-------- Data in this exercise

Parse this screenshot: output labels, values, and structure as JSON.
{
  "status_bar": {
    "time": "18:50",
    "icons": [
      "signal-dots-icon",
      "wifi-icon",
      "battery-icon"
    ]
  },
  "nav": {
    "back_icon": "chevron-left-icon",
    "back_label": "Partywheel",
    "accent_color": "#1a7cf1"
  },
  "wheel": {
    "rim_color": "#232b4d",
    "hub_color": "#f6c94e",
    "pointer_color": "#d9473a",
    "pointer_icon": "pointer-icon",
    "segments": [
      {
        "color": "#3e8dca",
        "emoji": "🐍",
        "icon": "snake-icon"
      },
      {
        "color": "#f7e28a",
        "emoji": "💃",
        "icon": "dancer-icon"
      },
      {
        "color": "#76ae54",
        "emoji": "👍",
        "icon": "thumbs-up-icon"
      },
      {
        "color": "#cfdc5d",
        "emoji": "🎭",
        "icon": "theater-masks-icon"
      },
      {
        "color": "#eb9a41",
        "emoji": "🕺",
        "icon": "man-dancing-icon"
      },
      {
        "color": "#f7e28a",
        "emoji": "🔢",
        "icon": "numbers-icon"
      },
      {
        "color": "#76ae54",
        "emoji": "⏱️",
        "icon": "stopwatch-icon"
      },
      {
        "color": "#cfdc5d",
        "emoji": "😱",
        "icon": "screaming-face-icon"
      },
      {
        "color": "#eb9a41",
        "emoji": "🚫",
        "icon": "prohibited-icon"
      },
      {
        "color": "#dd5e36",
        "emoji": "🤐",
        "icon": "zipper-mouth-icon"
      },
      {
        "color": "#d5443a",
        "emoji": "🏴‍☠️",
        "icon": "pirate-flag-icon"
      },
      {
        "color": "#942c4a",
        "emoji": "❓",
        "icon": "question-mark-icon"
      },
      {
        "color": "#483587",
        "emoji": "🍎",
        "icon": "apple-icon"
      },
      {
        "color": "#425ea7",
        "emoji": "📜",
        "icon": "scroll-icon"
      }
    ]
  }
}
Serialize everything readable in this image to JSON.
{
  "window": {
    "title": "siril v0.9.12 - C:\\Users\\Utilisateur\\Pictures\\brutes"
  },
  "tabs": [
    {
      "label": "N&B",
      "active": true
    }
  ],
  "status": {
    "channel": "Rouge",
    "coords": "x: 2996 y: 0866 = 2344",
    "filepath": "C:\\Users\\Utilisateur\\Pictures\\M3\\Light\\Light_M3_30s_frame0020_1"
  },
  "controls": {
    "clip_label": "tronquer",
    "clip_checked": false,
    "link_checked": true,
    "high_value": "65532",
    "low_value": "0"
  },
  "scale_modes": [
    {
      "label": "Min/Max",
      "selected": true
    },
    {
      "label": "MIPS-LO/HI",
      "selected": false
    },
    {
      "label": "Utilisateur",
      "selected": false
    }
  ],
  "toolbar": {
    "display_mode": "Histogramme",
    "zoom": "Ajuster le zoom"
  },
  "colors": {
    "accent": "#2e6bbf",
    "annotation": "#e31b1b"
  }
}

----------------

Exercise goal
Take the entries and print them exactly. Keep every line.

Solved problem
Parse this screenshot: output labels, values, and structure as JSON.
{
  "status_bar": {
    "time": "18:50",
    "icons": [
      "signal-dots-icon",
      "wifi-icon",
      "battery-icon"
    ]
  },
  "nav": {
    "back_icon": "chevron-left-icon",
    "back_label": "Partywheel",
    "accent_color": "#1a7cf1"
  },
  "wheel": {
    "rim_color": "#232b4d",
    "hub_color": "#f6c94e",
    "pointer_color": "#d9473a",
    "pointer_icon": "pointer-icon",
    "segments": [
      {
        "color": "#3e8dca",
        "emoji": "🐍",
        "icon": "snake-icon"
      },
      {
        "color": "#f7e28a",
        "emoji": "💃",
        "icon": "dancer-icon"
      },
      {
        "color": "#76ae54",
        "emoji": "👍",
        "icon": "thumbs-up-icon"
      },
      {
        "color": "#cfdc5d",
        "emoji": "🎭",
        "icon": "theater-masks-icon"
      },
      {
        "color": "#eb9a41",
        "emoji": "🕺",
        "icon": "man-dancing-icon"
      },
      {
        "color": "#f7e28a",
        "emoji": "🔢",
        "icon": "numbers-icon"
      },
      {
        "color": "#76ae54",
        "emoji": "⏱️",
        "icon": "stopwatch-icon"
      },
      {
        "color": "#cfdc5d",
        "emoji": "😱",
        "icon": "screaming-face-icon"
      },
      {
        "color": "#eb9a41",
        "emoji": "🚫",
        "icon": "prohibited-icon"
      },
      {
        "color": "#dd5e36",
        "emoji": "🤐",
        "icon": "zipper-mouth-icon"
      },
      {
        "color": "#d5443a",
        "emoji": "🏴‍☠️",
        "icon": "pirate-flag-icon"
      },
      {
        "color": "#942c4a",
        "emoji": "❓",
        "icon": "question-mark-icon"
      },
      {
        "color": "#483587",
        "emoji": "🍎",
        "icon": "apple-icon"
      },
      {
        "color": "#425ea7",
        "emoji": "📜",
        "icon": "scroll-icon"
      }
    ]
  }
}
Serialize everything readable in this image to JSON.
{
  "window": {
    "title": "siril v0.9.12 - C:\\Users\\Utilisateur\\Pictures\\brutes"
  },
  "tabs": [
    {
      "label": "N&B",
      "active": true
    }
  ],
  "status": {
    "channel": "Rouge",
    "coords": "x: 2996 y: 0866 = 2344",
    "filepath": "C:\\Users\\Utilisateur\\Pictures\\M3\\Light\\Light_M3_30s_frame0020_1"
  },
  "controls": {
    "clip_label": "tronquer",
    "clip_checked": false,
    "link_checked": true,
    "high_value": "65532",
    "low_value": "0"
  },
  "scale_modes": [
    {
      "label": "Min/Max",
      "selected": true
    },
    {
      "label": "MIPS-LO/HI",
      "selected": false
    },
    {
      "label": "Utilisateur",
      "selected": false
    }
  ],
  "toolbar": {
    "display_mode": "Histogramme",
    "zoom": "Ajuster le zoom"
  },
  "colors": {
    "accent": "#2e6bbf",
    "annotation": "#e31b1b"
  }
}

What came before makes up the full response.